|Start moving—no matter what shape you’re in|
Is it safe to exercise with heart disease?
With rare exceptions—severe or acute congestive heart failure, for example—exercise helps most people with heart disease prevent further damage. And it can even help reverse some types of heart disease, such as coronary artery disease. Regular physical activity decreases total cholesterol levels, increases HDL cholesterol (the “good” kind), reduces stress and lowers high blood pressure. It also boosts the heart’s capacity for work, so it increases stamina and delays the onset of angina.
In addition, exercise helps trim excess pounds and control high blood-sugar levels—both of which can aggravate heart disease.
What is a stress test?
A “stress test” may sound like what happens when your grown children move back into your home, but it actually has nothing to do with emotional endurance. The stress, instead, is the challenge of increasing activity on your heart,
A normal, healthy heart meets the challenge of exercise by gradually increasing its rate and pumping strength to provide increasing amounts of blood (and oxygen) to the muscles.
During a stress test, a patient’s heart rate, blood pressure and heart rhythm are monitored. These measurements are taken at rest and then as a patient walks on a treadmill. (Other types of equipment are used if a patient can’t walk.) The treadmill starts at a very slow rate, and its speed and incline are increased every three minutes until the patient or doctor determines that it’s time to stop.
Question: What medical therapy can increase your stamina, slow or reverse the aging process, lift depression and reduce anxiety? By the way, it can also prevent fractures and increase your life span—all for free!
Answer: Exercise. And the good news is it’s not just for the fit and trim.
Even those who are disabled by chronic illness or those who are elderly and frail can improve their ability to function in their daily lives by becoming more active. Here’s how you can go about reclaiming strength, flexibility and endurance:
- See your doctor.
Certain medical conditions can make exercise risky. Is it safe for you to exercise? At what level? Should you exercise in a medically supervised program? Your doctor may recommend an exercise stress test to help answer those questions (see “What is a stress test?”).
- Do something—anything.
Exercise doesn’t have to be strenuous to improve your health and your ability to function. So don’t be overwhelmed by guidelines that recommend high-intensity exercise. Instead, do what you can. If it’s an effort to get off the sofa and walk to the door, just do that—only do it more often, say hourly or every 15 minutes.
Research shows that even people who are extremely frail can increase their gait speed or decrease the time it takes to rise out of a chair—if they exercise.
- Break activity down into small time increments.
If you don’t have the time or energy for 30 minutes of continuous exercise, spread it out.
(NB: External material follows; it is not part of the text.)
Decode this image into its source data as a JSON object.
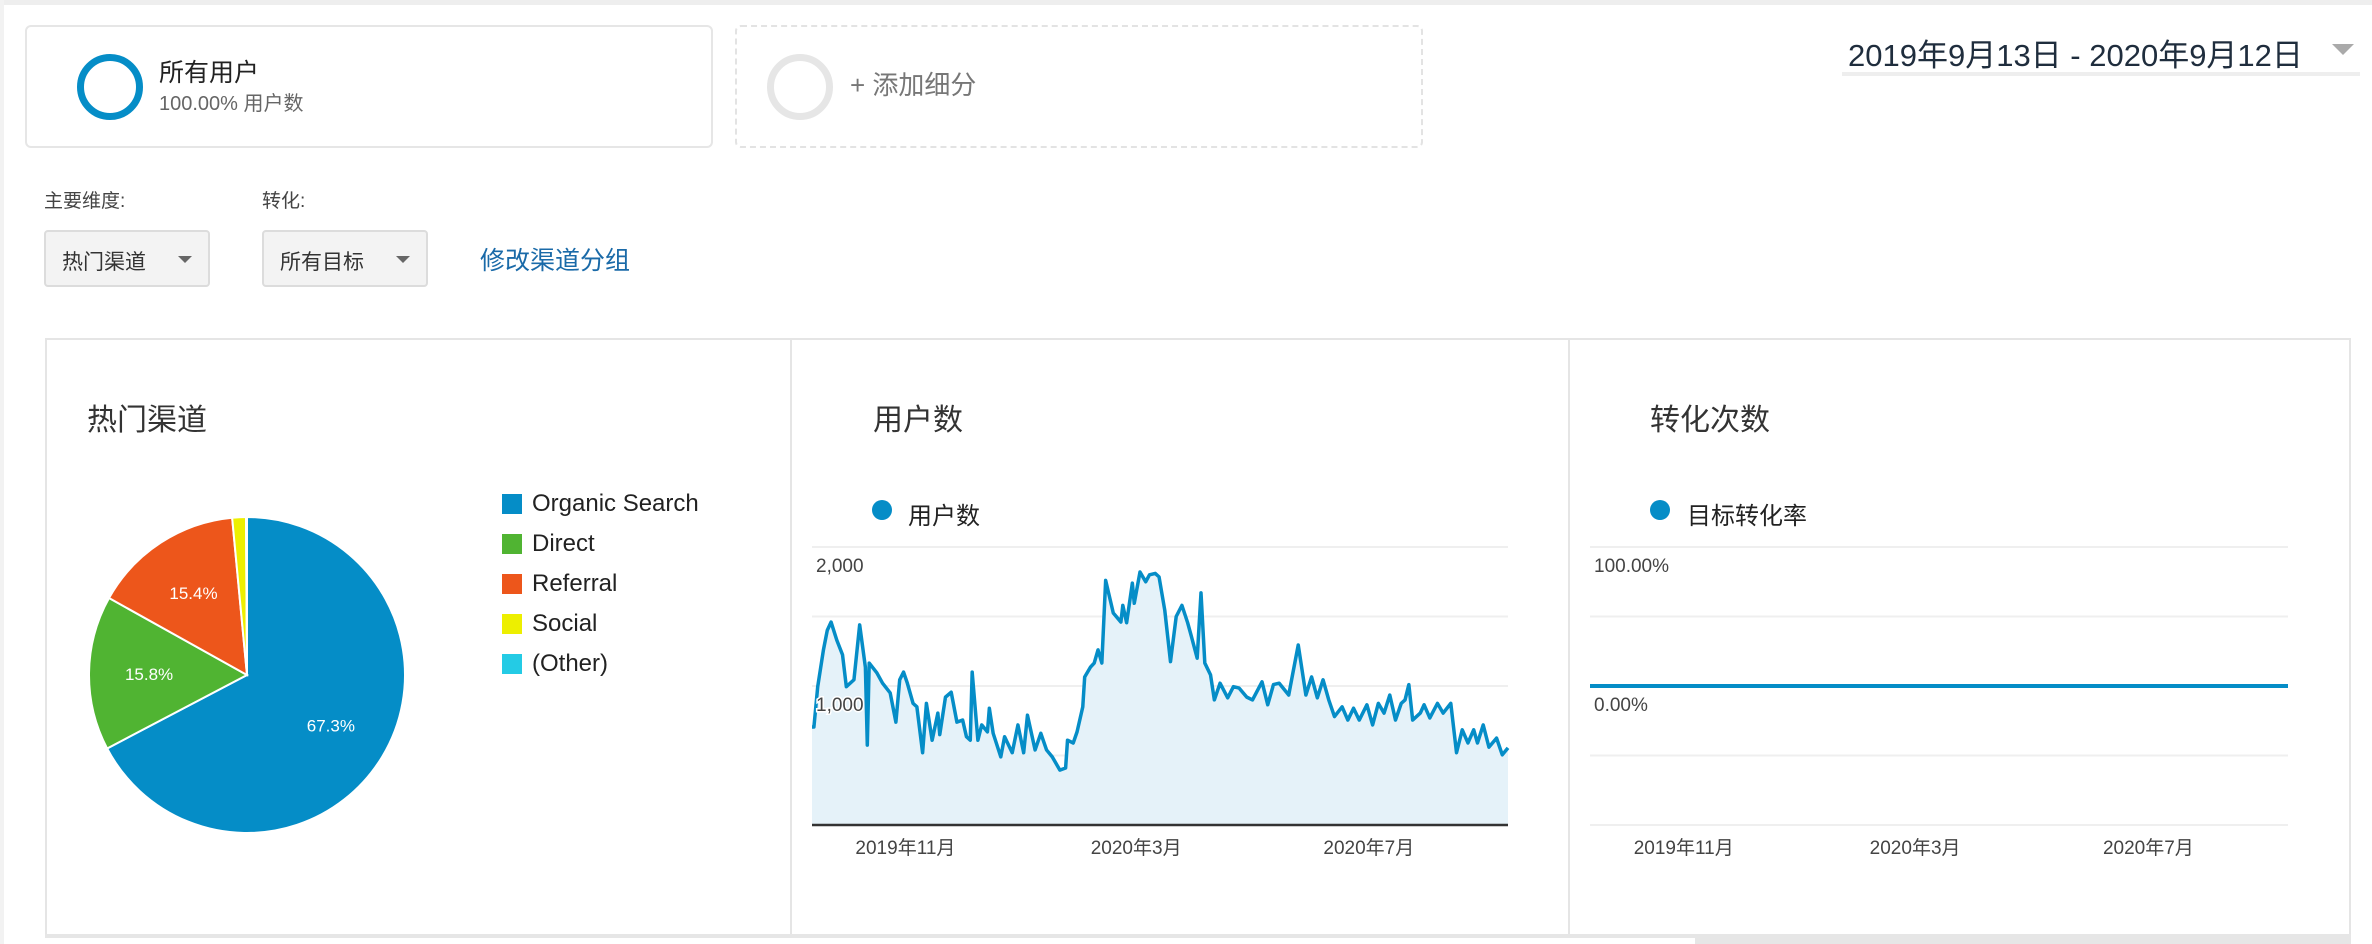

Start with 10 minutes of activity, then do it again and again—for a total of 30 minutes.
- Make it routine.
Ideally, exercise will become as automatic as brushing your teeth. So choose a time of day that’s convenient and stick with it until it’s a habit.
- If possible, walk.
Walking strengthens your heart and your bones, making you less susceptible to fractures. (Be sure to arrange an inclement weather plan, such as mall walking.)
- Include strengthening exercises.
Performing simple calisthenics or lifting handheld weights can prevent weakness. And you can exercise your arms without even getting out of a chair. Begin with three sets of five repetitions and work toward a goal of three sets of 15 repetitions. When using weights, start by flexing and lifting the weight of your arms and empty hands. After eight to 10 weeks, use tomato-paste cans (6 ounces), then advance to soup cans (10 3/4 ounces) and eventually to kidney-bean cans (15 ounces). After that, you may want to purchase 2- or 3-pound weights.
- Go slowly.
Once you’ve established your current activity level, increase it. A long-term goal: A minimum of 30 minutes of exercise almost every day. But those who are physically active longer (60 to 90 minutes, say) or more intensely will derive greater benefits, such as body weight control and sustained weight loss.
© 2014 Dowden Health Media